It's a bird, it's a plane ... no, it's a license plate.
CLEVELAND - It's a bird, it's a plane ... no, it's a license plate.
State Representative Bill Patmon announced Monday the release of the "Truth, Justice and the American Way" license plate that honors the creation of Superman, not on Krypton, but in Cleveland. It features the Superman "S" logo on it.
Patmon showed off the plate in front of Jerry Siegel's former house on Kimberly Avenue in Cleveland. Siegel and his friend Joe Shuster created Superman from the home when they were teenagers 80 years ago. They then sold the superhero to what would later become DC Comics.
"It's a natural tribute to the two young men who, teenagers really, who put it together," said Irv Fine, a cousin to Jerry Siegel.
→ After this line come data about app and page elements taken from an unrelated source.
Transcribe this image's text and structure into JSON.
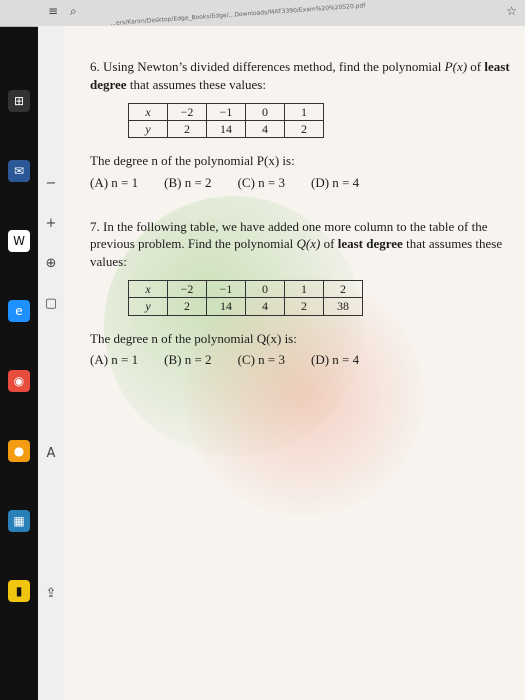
{
  "browser": {
    "url": "...ers/Karim/Desktop/Edge_Books/Edge/...Downloads/MAT3390/Exam%20%20S20.pdf",
    "zoom_icon": "zoom-in-icon",
    "minus_icon": "minus-icon",
    "plus_icon": "plus-icon",
    "page_label": "A"
  },
  "question6": {
    "title_start": "6. Using Newton’s divided differences method, find the polynomial ",
    "title_func": "P(x)",
    "title_mid": " of ",
    "title_bold": "least degree",
    "title_end": " that assumes these values:",
    "table": {
      "x_label": "x",
      "y_label": "y",
      "x_values": [
        "−2",
        "−1",
        "0",
        "1"
      ],
      "y_values": [
        "2",
        "14",
        "4",
        "2"
      ]
    },
    "prompt": "The degree n of the polynomial P(x) is:",
    "options": [
      "(A) n = 1",
      "(B) n = 2",
      "(C) n = 3",
      "(D) n = 4"
    ]
  },
  "question7": {
    "text_a": "7. In the following table, we have added one more column to the table of the previous problem. Find the polynomial ",
    "text_func": "Q(x)",
    "text_mid": " of ",
    "text_bold": "least degree",
    "text_end": " that assumes these values:",
    "table": {
      "x_label": "x",
      "y_label": "y",
      "x_values": [
        "−2",
        "−1",
        "0",
        "1",
        "2"
      ],
      "y_values": [
        "2",
        "14",
        "4",
        "2",
        "38"
      ]
    },
    "prompt": "The degree n of the polynomial Q(x) is:",
    "options": [
      "(A) n = 1",
      "(B) n = 2",
      "(C) n = 3",
      "(D) n = 4"
    ]
  }
}
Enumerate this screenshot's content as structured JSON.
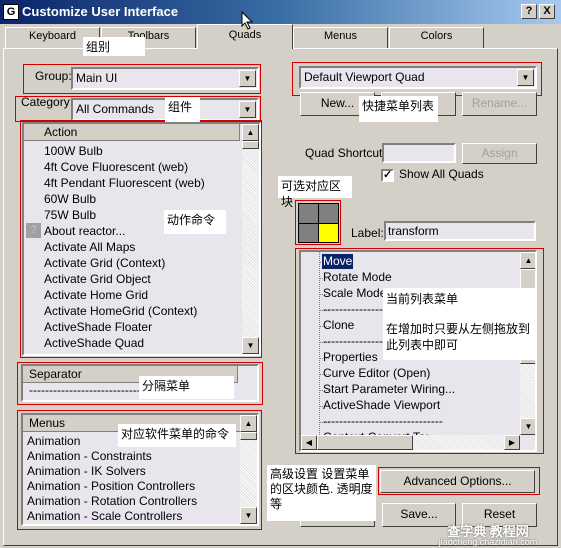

More Superman Stories
Is Superman doomed to be a bright character in a dark Batman world? Is it Superman that needs saving -- or is it us?
Cleveland police say part of the fence around a home holding pages from the first Superman story was destroyed by an alleged drunken driver.
Cleveland needs to fly higher and faster with the Superman legacy, which has been this city's story since 1938.
In the late-1930s, two teenagers from Cleveland created Superman. The former home of one of the creators has become a destination spot for fans of the Man of Steel.
The city of Cleveland goes all out for a superhero's 75th birthday, marking Thursday as Superman Day.
The city of Cleveland is celebrating the 75th birthday of one of its favorite sons -- Superman.
Superman is celebrating his 75th anniversary of appearing in comics this year. In 1988, Cleveland celebrated the 50th anniversary with two of the stars from the 1950s TV series.
Cleveland Mayor Frank Jackson has declared April 18 to be "Superman Day."
The tough, blue-collar roots of Superman's creators are getting a fresh look on the superhero's 75th anniversary.